The problems with forecasts of economic growth among the world’s largest nations is that, as the timeline of the forecasts move further and further into the future, these forecasts become less reliable. Nevertheless, the Centre for Economics and Business Research (CEBR) made several predictions that are as long term as 2030. Among these:
World Economic League Table 2013 shows China overtaking US in 2028; UK to overtake Germany ‘around 2030’
- China’s GDP in $ to overtake the US only in 2028 — much later than most previous predictions
- India’s GDP overtakes Japan also in 2028
- UK does second best of advanced economies and overtakes Germany to become the largest Western European economy ‘around 2030’
- Brazilian economy to remain behind the UK until 2023 — at the time of the football world cup in 2014 ‘at least Britain will beat Brazil at something….’
The most controversial forecasts of gross domestic product always involve China’s place in the world compared to America.
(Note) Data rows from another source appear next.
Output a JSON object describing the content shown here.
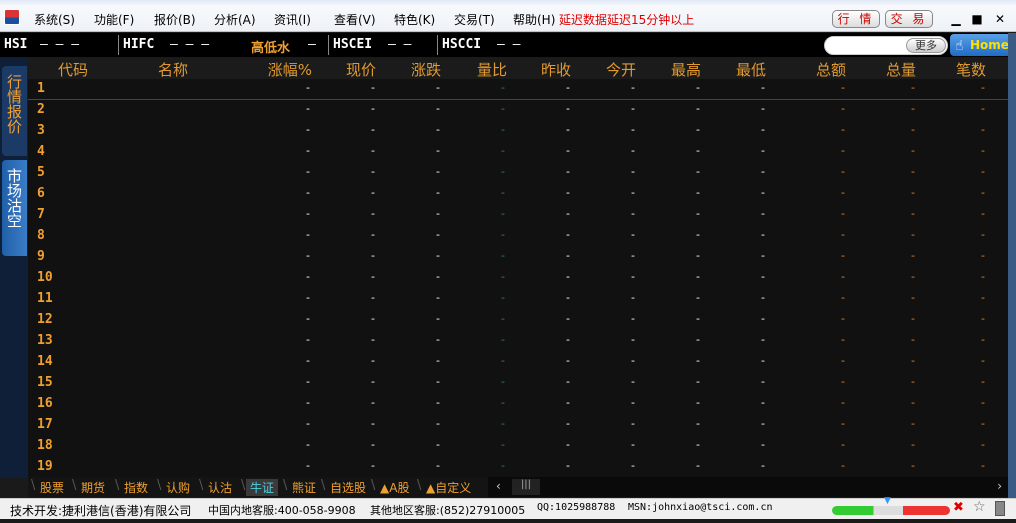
{
  "menu": [
    "系统(S)",
    "功能(F)",
    "报价(B)",
    "分析(A)",
    "资讯(I)",
    "查看(V)",
    "特色(K)",
    "交易(T)",
    "帮助(H)"
  ],
  "delay_notice": "延迟数据延迟15分钟以上",
  "top_buttons": {
    "quote": "行 情",
    "trade": "交 易"
  },
  "window_controls": {
    "minimize": "▁",
    "maximize": "■",
    "close": "✕"
  },
  "index_bar": {
    "hsi": "HSI",
    "hsi_vals": "—  —  —",
    "hifc": "HIFC",
    "hifc_vals": "—  —  —",
    "highlow": "高低水",
    "highlow_val": "—",
    "hscei": "HSCEI",
    "hscei_vals": "—  —",
    "hscci": "HSCCI",
    "hscci_vals": "—  —"
  },
  "search": {
    "placeholder": "",
    "more": "更多",
    "home": "Home"
  },
  "sidebar": [
    "行情报价",
    "市场沽空"
  ],
  "columns": [
    "代码",
    "名称",
    "涨幅%",
    "现价",
    "涨跌",
    "量比",
    "昨收",
    "今开",
    "最高",
    "最低",
    "总额",
    "总量",
    "笔数"
  ],
  "rows": [
    {
      "no": "1",
      "v": [
        "-",
        "-",
        "-",
        "-",
        "-",
        "-",
        "-",
        "-",
        "-",
        "-",
        "-"
      ]
    },
    {
      "no": "2",
      "v": [
        "-",
        "-",
        "-",
        "-",
        "-",
        "-",
        "-",
        "-",
        "-",
        "-",
        "-"
      ]
    },
    {
      "no": "3",
      "v": [
        "-",
        "-",
        "-",
        "-",
        "-",
        "-",
        "-",
        "-",
        "-",
        "-",
        "-"
      ]
    },
    {
      "no": "4",
      "v": [
        "-",
        "-",
        "-",
        "-",
        "-",
        "-",
        "-",
        "-",
        "-",
        "-",
        "-"
      ]
    },
    {
      "no": "5",
      "v": [
        "-",
        "-",
        "-",
        "-",
        "-",
        "-",
        "-",
        "-",
        "-",
        "-",
        "-"
      ]
    },
    {
      "no": "6",
      "v": [
        "-",
        "-",
        "-",
        "-",
        "-",
        "-",
        "-",
        "-",
        "-",
        "-",
        "-"
      ]
    },
    {
      "no": "7",
      "v": [
        "-",
        "-",
        "-",
        "-",
        "-",
        "-",
        "-",
        "-",
        "-",
        "-",
        "-"
      ]
    },
    {
      "no": "8",
      "v": [
        "-",
        "-",
        "-",
        "-",
        "-",
        "-",
        "-",
        "-",
        "-",
        "-",
        "-"
      ]
    },
    {
      "no": "9",
      "v": [
        "-",
        "-",
        "-",
        "-",
        "-",
        "-",
        "-",
        "-",
        "-",
        "-",
        "-"
      ]
    },
    {
      "no": "10",
      "v": [
        "-",
        "-",
        "-",
        "-",
        "-",
        "-",
        "-",
        "-",
        "-",
        "-",
        "-"
      ]
    },
    {
      "no": "11",
      "v": [
        "-",
        "-",
        "-",
        "-",
        "-",
        "-",
        "-",
        "-",
        "-",
        "-",
        "-"
      ]
    },
    {
      "no": "12",
      "v": [
        "-",
        "-",
        "-",
        "-",
        "-",
        "-",
        "-",
        "-",
        "-",
        "-",
        "-"
      ]
    },
    {
      "no": "13",
      "v": [
        "-",
        "-",
        "-",
        "-",
        "-",
        "-",
        "-",
        "-",
        "-",
        "-",
        "-"
      ]
    },
    {
      "no": "14",
      "v": [
        "-",
        "-",
        "-",
        "-",
        "-",
        "-",
        "-",
        "-",
        "-",
        "-",
        "-"
      ]
    },
    {
      "no": "15",
      "v": [
        "-",
        "-",
        "-",
        "-",
        "-",
        "-",
        "-",
        "-",
        "-",
        "-",
        "-"
      ]
    },
    {
      "no": "16",
      "v": [
        "-",
        "-",
        "-",
        "-",
        "-",
        "-",
        "-",
        "-",
        "-",
        "-",
        "-"
      ]
    },
    {
      "no": "17",
      "v": [
        "-",
        "-",
        "-",
        "-",
        "-",
        "-",
        "-",
        "-",
        "-",
        "-",
        "-"
      ]
    },
    {
      "no": "18",
      "v": [
        "-",
        "-",
        "-",
        "-",
        "-",
        "-",
        "-",
        "-",
        "-",
        "-",
        "-"
      ]
    },
    {
      "no": "19",
      "v": [
        "-",
        "-",
        "-",
        "-",
        "-",
        "-",
        "-",
        "-",
        "-",
        "-",
        "-"
      ]
    }
  ],
  "value_colors": [
    "#ffffff",
    "#ffffff",
    "#ffffff",
    "#3a8a3a",
    "#ffffff",
    "#ffffff",
    "#ffffff",
    "#ffffff",
    "#e08a30",
    "#e08a30",
    "#e08a30"
  ],
  "bottom_tabs": [
    "股票",
    "期货",
    "指数",
    "认购",
    "认沽",
    "牛证",
    "熊证",
    "自选股",
    "▲A股",
    "▲自定义"
  ],
  "active_tab": 5,
  "status": {
    "dev": "技术开发:捷利港信(香港)有限公司",
    "cn": "中国内地客服:400-058-9908",
    "other": "其他地区客服:(852)27910005",
    "qq": "QQ:1025988788",
    "msn": "MSN:johnxiao@tsci.com.cn"
  }
}
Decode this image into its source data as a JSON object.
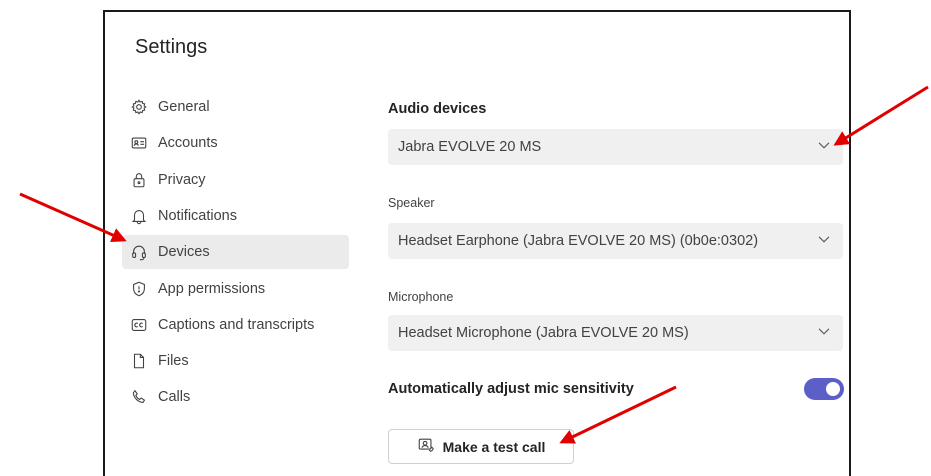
{
  "settings": {
    "title": "Settings",
    "nav": [
      {
        "label": "General",
        "icon": "gear-icon"
      },
      {
        "label": "Accounts",
        "icon": "id-card-icon"
      },
      {
        "label": "Privacy",
        "icon": "lock-icon"
      },
      {
        "label": "Notifications",
        "icon": "bell-icon"
      },
      {
        "label": "Devices",
        "icon": "headset-icon",
        "active": true
      },
      {
        "label": "App permissions",
        "icon": "shield-icon"
      },
      {
        "label": "Captions and transcripts",
        "icon": "closed-captions-icon"
      },
      {
        "label": "Files",
        "icon": "file-icon"
      },
      {
        "label": "Calls",
        "icon": "phone-icon"
      }
    ]
  },
  "devices": {
    "audio_devices_title": "Audio devices",
    "audio_device_value": "Jabra EVOLVE 20 MS",
    "speaker_label": "Speaker",
    "speaker_value": "Headset Earphone (Jabra EVOLVE 20 MS) (0b0e:0302)",
    "microphone_label": "Microphone",
    "microphone_value": "Headset Microphone (Jabra EVOLVE 20 MS)",
    "auto_adjust_label": "Automatically adjust mic sensitivity",
    "auto_adjust_on": true,
    "test_call_label": "Make a test call"
  },
  "colors": {
    "accent": "#5b5fc7",
    "annotation_arrow": "#e00000",
    "active_nav_bg": "#ebebeb",
    "dropdown_bg": "#f0f0f0"
  }
}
At stake is a century or more of U.S. dominance, versus the People’s Republic’s state-controlled economy fueled by its hundreds of millions of workers, almost all of whom are paid wages that are a small fraction of what American workers are paid. The cost advantage has made China the single greatest export machine to developed nations. However, it is shackled by higher worker compensation, a manufacturing cost efficiency advantage that has begun to shift to nations such as Mexico and Vietnam, a middle class that tends to save rather than spend and the limiting factors of industrialization that include terrible air and water pollution.
China’s central government recently set GDP expansion for next year at 7.6%, well below its average over the past decade.
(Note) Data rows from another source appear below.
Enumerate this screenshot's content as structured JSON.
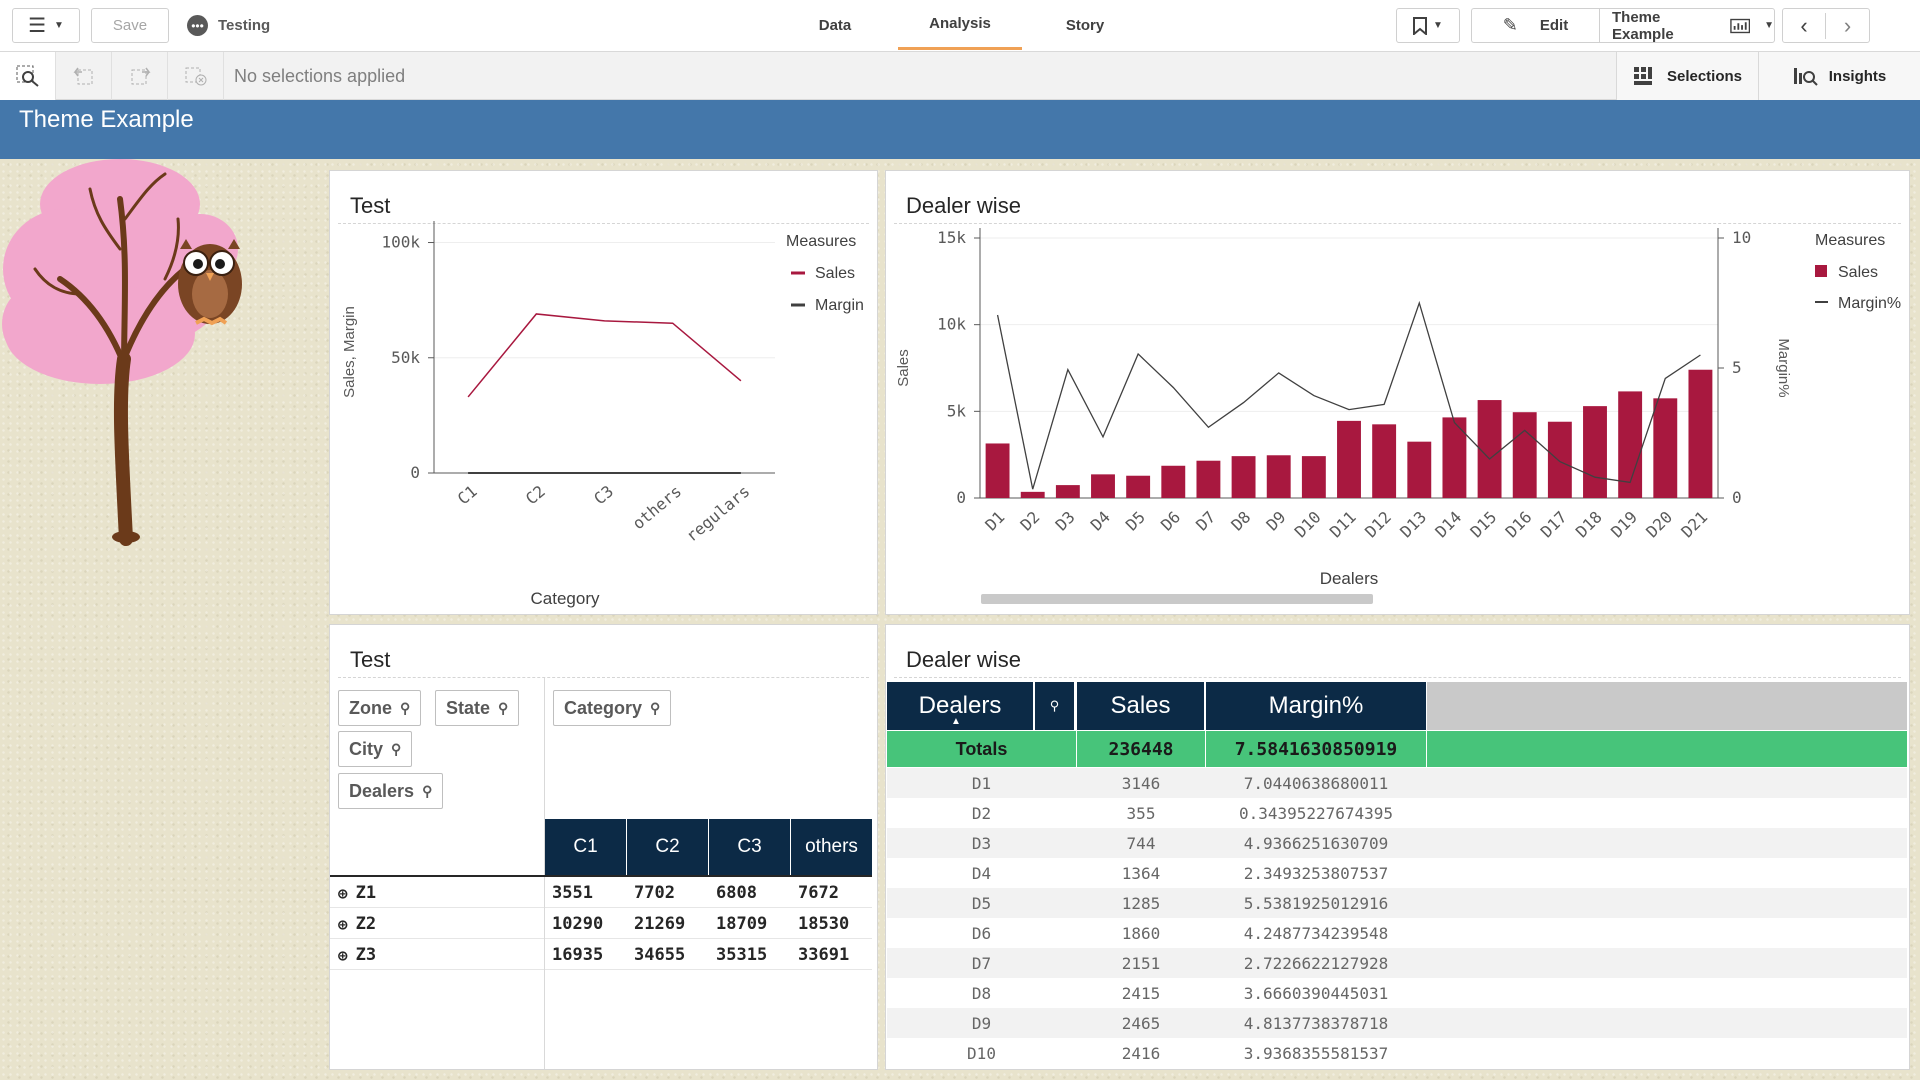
{
  "toolbar": {
    "save_label": "Save",
    "app_name": "Testing",
    "tabs": [
      {
        "label": "Data"
      },
      {
        "label": "Analysis"
      },
      {
        "label": "Story"
      }
    ],
    "edit_label": "Edit",
    "sheet_name": "Theme Example"
  },
  "selections_bar": {
    "placeholder": "No selections applied",
    "selections_label": "Selections",
    "insights_label": "Insights"
  },
  "sheet": {
    "title": "Theme Example"
  },
  "colors": {
    "title_bar": "#4477aa",
    "accent_tab": "#f0a155",
    "sales": "#a8183f",
    "margin": "#404040",
    "header": "#0c2a46",
    "totals": "#47c47a"
  },
  "line_panel": {
    "title": "Test"
  },
  "combo_panel": {
    "title": "Dealer wise"
  },
  "pivot_panel": {
    "title": "Test",
    "row_dims": [
      "Zone",
      "State",
      "City",
      "Dealers"
    ],
    "col_dim": "Category",
    "columns": [
      "C1",
      "C2",
      "C3",
      "others"
    ],
    "rows": [
      {
        "label": "Z1",
        "values": [
          "3551",
          "7702",
          "6808",
          "7672"
        ]
      },
      {
        "label": "Z2",
        "values": [
          "10290",
          "21269",
          "18709",
          "18530"
        ]
      },
      {
        "label": "Z3",
        "values": [
          "16935",
          "34655",
          "35315",
          "33691"
        ]
      }
    ]
  },
  "table_panel": {
    "title": "Dealer wise",
    "headers": [
      "Dealers",
      "Sales",
      "Margin%"
    ],
    "totals": {
      "label": "Totals",
      "sales": "236448",
      "margin": "7.5841630850919"
    },
    "rows": [
      {
        "dealer": "D1",
        "sales": "3146",
        "margin": "7.0440638680011"
      },
      {
        "dealer": "D2",
        "sales": "355",
        "margin": "0.34395227674395"
      },
      {
        "dealer": "D3",
        "sales": "744",
        "margin": "4.9366251630709"
      },
      {
        "dealer": "D4",
        "sales": "1364",
        "margin": "2.3493253807537"
      },
      {
        "dealer": "D5",
        "sales": "1285",
        "margin": "5.5381925012916"
      },
      {
        "dealer": "D6",
        "sales": "1860",
        "margin": "4.2487734239548"
      },
      {
        "dealer": "D7",
        "sales": "2151",
        "margin": "2.7226622127928"
      },
      {
        "dealer": "D8",
        "sales": "2415",
        "margin": "3.6660390445031"
      },
      {
        "dealer": "D9",
        "sales": "2465",
        "margin": "4.8137738378718"
      },
      {
        "dealer": "D10",
        "sales": "2416",
        "margin": "3.9368355581537"
      }
    ]
  },
  "chart_data": [
    {
      "type": "line",
      "title": "Test",
      "xlabel": "Category",
      "ylabel": "Sales, Margin",
      "legend_title": "Measures",
      "legend_position": "right",
      "categories": [
        "C1",
        "C2",
        "C3",
        "others",
        "regulars"
      ],
      "yticks": [
        "0",
        "50k",
        "100k"
      ],
      "ylim": [
        0,
        105000
      ],
      "grid": true,
      "series": [
        {
          "name": "Sales",
          "values": [
            33000,
            69000,
            66000,
            65000,
            40000
          ]
        },
        {
          "name": "Margin",
          "values": [
            5,
            7,
            7,
            8,
            6
          ]
        }
      ]
    },
    {
      "type": "bar",
      "title": "Dealer wise",
      "xlabel": "Dealers",
      "ylabel": "Sales",
      "y2label": "Margin%",
      "legend_title": "Measures",
      "legend_position": "right",
      "categories": [
        "D1",
        "D2",
        "D3",
        "D4",
        "D5",
        "D6",
        "D7",
        "D8",
        "D9",
        "D10",
        "D11",
        "D12",
        "D13",
        "D14",
        "D15",
        "D16",
        "D17",
        "D18",
        "D19",
        "D20",
        "D21"
      ],
      "yticks": [
        "0",
        "5k",
        "10k",
        "15k"
      ],
      "y2ticks": [
        "0",
        "5",
        "10"
      ],
      "ylim": [
        0,
        15000
      ],
      "y2lim": [
        0,
        10
      ],
      "grid": true,
      "series": [
        {
          "name": "Sales",
          "kind": "bar",
          "values": [
            3146,
            355,
            744,
            1364,
            1285,
            1860,
            2151,
            2415,
            2465,
            2416,
            4450,
            4250,
            3250,
            4650,
            5650,
            4950,
            4400,
            5300,
            6150,
            5750,
            7400
          ]
        },
        {
          "name": "Margin%",
          "kind": "line",
          "values": [
            7.04,
            0.34,
            4.94,
            2.35,
            5.54,
            4.25,
            2.72,
            3.67,
            4.81,
            3.94,
            3.4,
            3.6,
            7.5,
            2.9,
            1.5,
            2.6,
            1.4,
            0.8,
            0.6,
            4.6,
            5.5
          ]
        }
      ]
    }
  ]
}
On the side of an ongoing U.S. GDP advantage are the current upswing of more than 4%, an erosion of the unemployment rate fueled by the improving economy, a fast recovering housing market that gives Americans more home equity and a stock market that has much more than doubled since 2009.
The CEBR does not readily admit all these limiting factors. If economic growth rises, and China’s expansion is undermined by a drop in its export rate and its inability to manage the by-products of huge industrial growth, there are many reasons the forecast could be wrong.